**Task description:**
Exactly as they appear, copy the lines of the listing from the one containing "Enumerate this screenshot's" through the final line, both included, and nothing else.
- - -
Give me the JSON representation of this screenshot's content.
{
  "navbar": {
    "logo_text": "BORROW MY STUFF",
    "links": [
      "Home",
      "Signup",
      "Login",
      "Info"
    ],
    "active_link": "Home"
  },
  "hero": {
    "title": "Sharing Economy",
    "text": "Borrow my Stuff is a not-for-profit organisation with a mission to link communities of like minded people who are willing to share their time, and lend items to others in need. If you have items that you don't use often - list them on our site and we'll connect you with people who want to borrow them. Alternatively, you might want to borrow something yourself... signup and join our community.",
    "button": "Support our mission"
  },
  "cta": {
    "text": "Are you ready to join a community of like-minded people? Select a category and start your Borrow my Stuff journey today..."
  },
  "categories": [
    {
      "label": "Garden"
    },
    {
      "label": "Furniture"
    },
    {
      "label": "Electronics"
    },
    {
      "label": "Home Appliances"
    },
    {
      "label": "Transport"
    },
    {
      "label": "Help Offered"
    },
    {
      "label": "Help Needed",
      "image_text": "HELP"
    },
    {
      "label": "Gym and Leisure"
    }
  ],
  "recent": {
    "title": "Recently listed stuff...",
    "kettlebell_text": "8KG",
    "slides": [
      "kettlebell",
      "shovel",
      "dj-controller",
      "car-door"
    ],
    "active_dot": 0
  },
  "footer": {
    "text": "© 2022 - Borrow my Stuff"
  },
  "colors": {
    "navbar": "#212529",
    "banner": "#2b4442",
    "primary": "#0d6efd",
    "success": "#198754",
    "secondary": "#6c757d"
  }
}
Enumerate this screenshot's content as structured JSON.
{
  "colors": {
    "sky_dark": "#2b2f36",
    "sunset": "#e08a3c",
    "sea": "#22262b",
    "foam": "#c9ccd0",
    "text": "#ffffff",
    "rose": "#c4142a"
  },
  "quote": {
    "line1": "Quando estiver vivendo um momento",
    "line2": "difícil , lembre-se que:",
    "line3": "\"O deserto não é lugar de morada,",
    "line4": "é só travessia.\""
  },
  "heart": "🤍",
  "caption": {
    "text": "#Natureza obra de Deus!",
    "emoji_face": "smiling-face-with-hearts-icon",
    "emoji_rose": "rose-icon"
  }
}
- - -
**Solution to this task:**
Enumerate this screenshot's content as structured JSON.
{
  "colors": {
    "sky_dark": "#2b2f36",
    "sunset": "#e08a3c",
    "sea": "#22262b",
    "foam": "#c9ccd0",
    "text": "#ffffff",
    "rose": "#c4142a"
  },
  "quote": {
    "line1": "Quando estiver vivendo um momento",
    "line2": "difícil , lembre-se que:",
    "line3": "\"O deserto não é lugar de morada,",
    "line4": "é só travessia.\""
  },
  "heart": "🤍",
  "caption": {
    "text": "#Natureza obra de Deus!",
    "emoji_face": "smiling-face-with-hearts-icon",
    "emoji_rose": "rose-icon"
  }
}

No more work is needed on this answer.